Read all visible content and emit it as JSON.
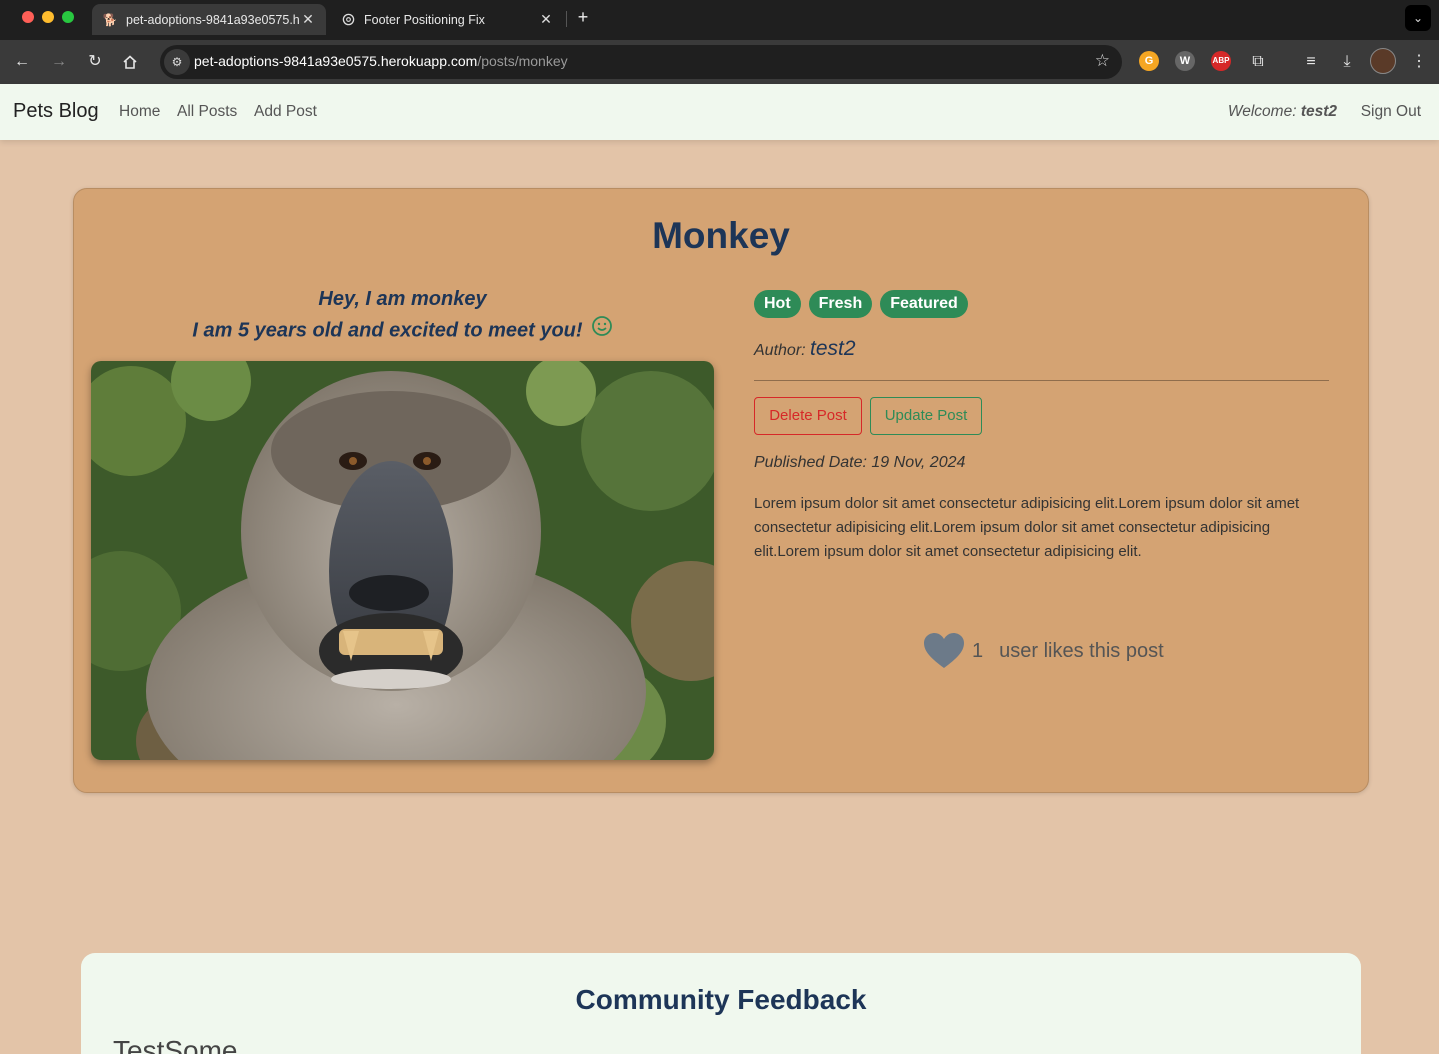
{
  "browser": {
    "tabs": [
      {
        "title": "pet-adoptions-9841a93e0575.herokuapp.com/posts/monkey",
        "active": true,
        "favicon": "dog-icon"
      },
      {
        "title": "Footer Positioning Fix",
        "active": false,
        "favicon": "openai-icon"
      }
    ],
    "url_host": "pet-adoptions-9841a93e0575.herokuapp.com",
    "url_path": "/posts/monkey"
  },
  "nav": {
    "brand": "Pets Blog",
    "links": [
      "Home",
      "All Posts",
      "Add Post"
    ],
    "welcome_label": "Welcome:",
    "username": "test2",
    "signout": "Sign Out"
  },
  "post": {
    "title": "Monkey",
    "intro_line1": "Hey, I am monkey",
    "intro_line2": "I am 5 years old and excited to meet you!",
    "badges": [
      "Hot",
      "Fresh",
      "Featured"
    ],
    "author_label": "Author:",
    "author_name": "test2",
    "delete_label": "Delete Post",
    "update_label": "Update Post",
    "published": "Published Date: 19 Nov, 2024",
    "body": "Lorem ipsum dolor sit amet consectetur adipisicing elit.Lorem ipsum dolor sit amet consectetur adipisicing elit.Lorem ipsum dolor sit amet consectetur adipisicing elit.Lorem ipsum dolor sit amet consectetur adipisicing elit.",
    "like_count": "1",
    "like_text": "user likes this post"
  },
  "feedback": {
    "title": "Community Feedback",
    "first_item": "TestSome"
  },
  "colors": {
    "page_bg": "#e3c4a8",
    "card_bg": "#d4a373",
    "nav_bg": "#f0f8ee",
    "heading": "#1d3557",
    "badge": "#2e8b57",
    "danger": "#d62828"
  }
}
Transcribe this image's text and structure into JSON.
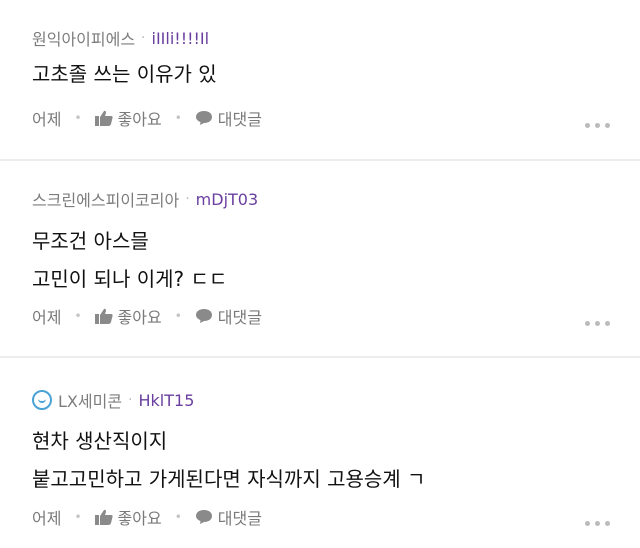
{
  "comments": [
    {
      "company": "원익아이피에스",
      "nickname": "iIIli!!!!Il",
      "lines": [
        "고초졸 쓰는 이유가 있"
      ],
      "time": "어제",
      "like_label": "좋아요",
      "reply_label": "대댓글"
    },
    {
      "company": "스크린에스피이코리아",
      "nickname": "mDjT03",
      "lines": [
        "무조건 아스믈",
        "고민이 되나 이게? ㄷㄷ"
      ],
      "time": "어제",
      "like_label": "좋아요",
      "reply_label": "대댓글"
    },
    {
      "company": "LX세미콘",
      "nickname": "HklT15",
      "lines": [
        "현차 생산직이지",
        "붙고고민하고 가게된다면 자식까지 고용승계 ㄱ"
      ],
      "time": "어제",
      "like_label": "좋아요",
      "reply_label": "대댓글"
    }
  ],
  "colors": {
    "nickname": "#6a3fa0",
    "company": "#7d7d7d",
    "action": "#7a7a7a",
    "badge": "#4aa2d6",
    "divider": "#ececec"
  },
  "icons": {
    "like": "thumbs-up-icon",
    "reply": "speech-bubble-icon",
    "more": "more-dots-icon",
    "company_badge": "company-badge-icon"
  }
}
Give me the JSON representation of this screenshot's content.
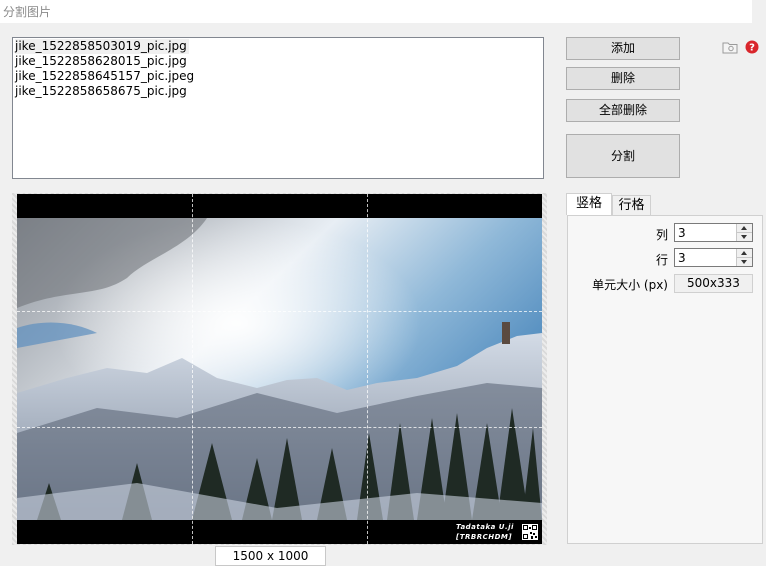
{
  "window": {
    "title": "分割图片"
  },
  "files": [
    "jike_1522858503019_pic.jpg",
    "jike_1522858628015_pic.jpg",
    "jike_1522858645157_pic.jpeg",
    "jike_1522858658675_pic.jpg"
  ],
  "buttons": {
    "add": "添加",
    "delete": "删除",
    "delete_all": "全部删除",
    "split": "分割"
  },
  "icons": {
    "folder": "folder-icon",
    "help": "help-icon"
  },
  "preview": {
    "dimensions": "1500 x 1000",
    "watermark_line1": "Tadataka U.ji",
    "watermark_line2": "[TRBRCHDM]",
    "grid_columns": 3,
    "grid_rows": 3
  },
  "tabs": {
    "vertical": "竖格",
    "horizontal": "行格"
  },
  "settings": {
    "columns_label": "列",
    "columns_value": "3",
    "rows_label": "行",
    "rows_value": "3",
    "cell_size_label": "单元大小 (px)",
    "cell_size_value": "500x333"
  },
  "colors": {
    "help_red": "#d9262c",
    "button_bg": "#e1e1e1",
    "panel_bg": "#f0f0f0"
  }
}
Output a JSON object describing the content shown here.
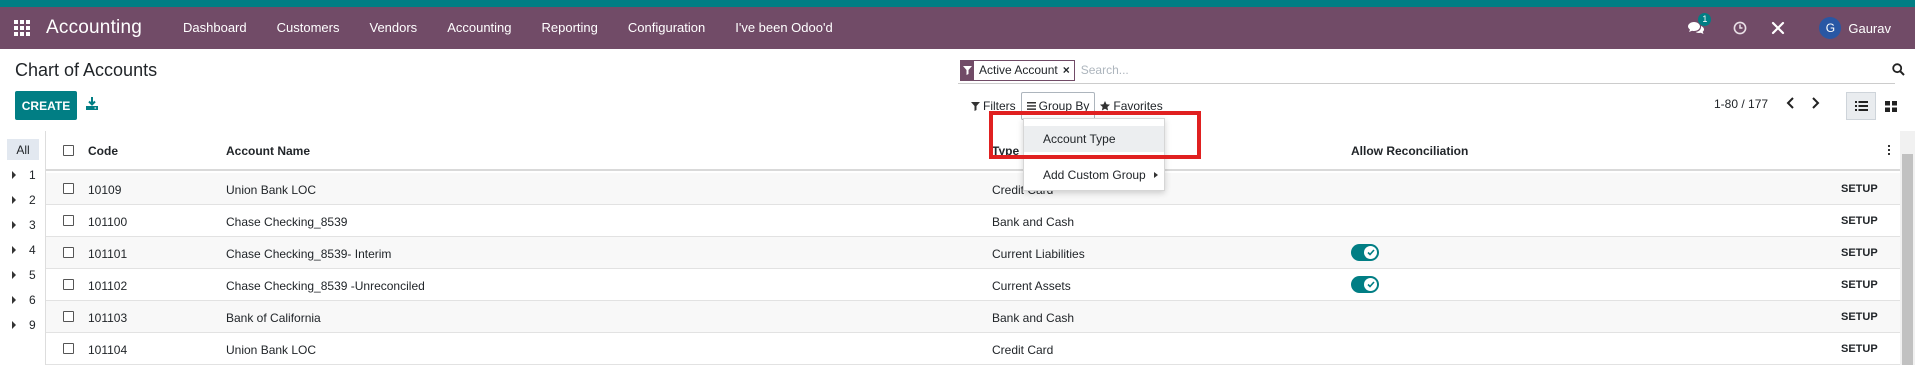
{
  "navbar": {
    "brand": "Accounting",
    "menu": [
      "Dashboard",
      "Customers",
      "Vendors",
      "Accounting",
      "Reporting",
      "Configuration",
      "I've been Odoo'd"
    ],
    "chat_count": "1",
    "user_initial": "G",
    "user_name": "Gaurav"
  },
  "control_panel": {
    "title": "Chart of Accounts",
    "create_label": "CREATE",
    "facet_label": "Active Account",
    "facet_remove": "×",
    "search_placeholder": "Search...",
    "filters_label": "Filters",
    "groupby_label": "Group By",
    "favorites_label": "Favorites",
    "pager": "1-80 / 177"
  },
  "groupby_menu": {
    "items": [
      "Account Type",
      "Add Custom Group"
    ]
  },
  "sidebar": {
    "all_label": "All",
    "items": [
      "1",
      "2",
      "3",
      "4",
      "5",
      "6",
      "9"
    ]
  },
  "table": {
    "headers": {
      "code": "Code",
      "name": "Account Name",
      "type": "Type",
      "reconcile": "Allow Reconciliation"
    },
    "rows": [
      {
        "code": "10109",
        "name": "Union Bank LOC",
        "type": "Credit Card",
        "reconcile": false,
        "action": "SETUP"
      },
      {
        "code": "101100",
        "name": "Chase Checking_8539",
        "type": "Bank and Cash",
        "reconcile": false,
        "action": "SETUP"
      },
      {
        "code": "101101",
        "name": "Chase Checking_8539- Interim",
        "type": "Current Liabilities",
        "reconcile": true,
        "action": "SETUP"
      },
      {
        "code": "101102",
        "name": "Chase Checking_8539 -Unreconciled",
        "type": "Current Assets",
        "reconcile": true,
        "action": "SETUP"
      },
      {
        "code": "101103",
        "name": "Bank of California",
        "type": "Bank and Cash",
        "reconcile": false,
        "action": "SETUP"
      },
      {
        "code": "101104",
        "name": "Union Bank LOC",
        "type": "Credit Card",
        "reconcile": false,
        "action": "SETUP"
      }
    ]
  },
  "colors": {
    "navbar": "#714b67",
    "primary": "#017e84",
    "highlight": "#e02020"
  }
}
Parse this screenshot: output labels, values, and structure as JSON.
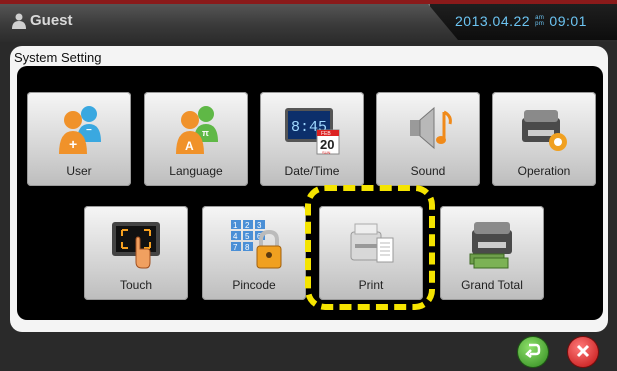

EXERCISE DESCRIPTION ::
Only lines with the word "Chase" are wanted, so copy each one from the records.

YOUR RESPONSE ::
        "name": "Chase Checking_8539",
        "name": "Chase Checking_8539- Interim",
        "name": "Chase Checking_8539 -Unreconciled",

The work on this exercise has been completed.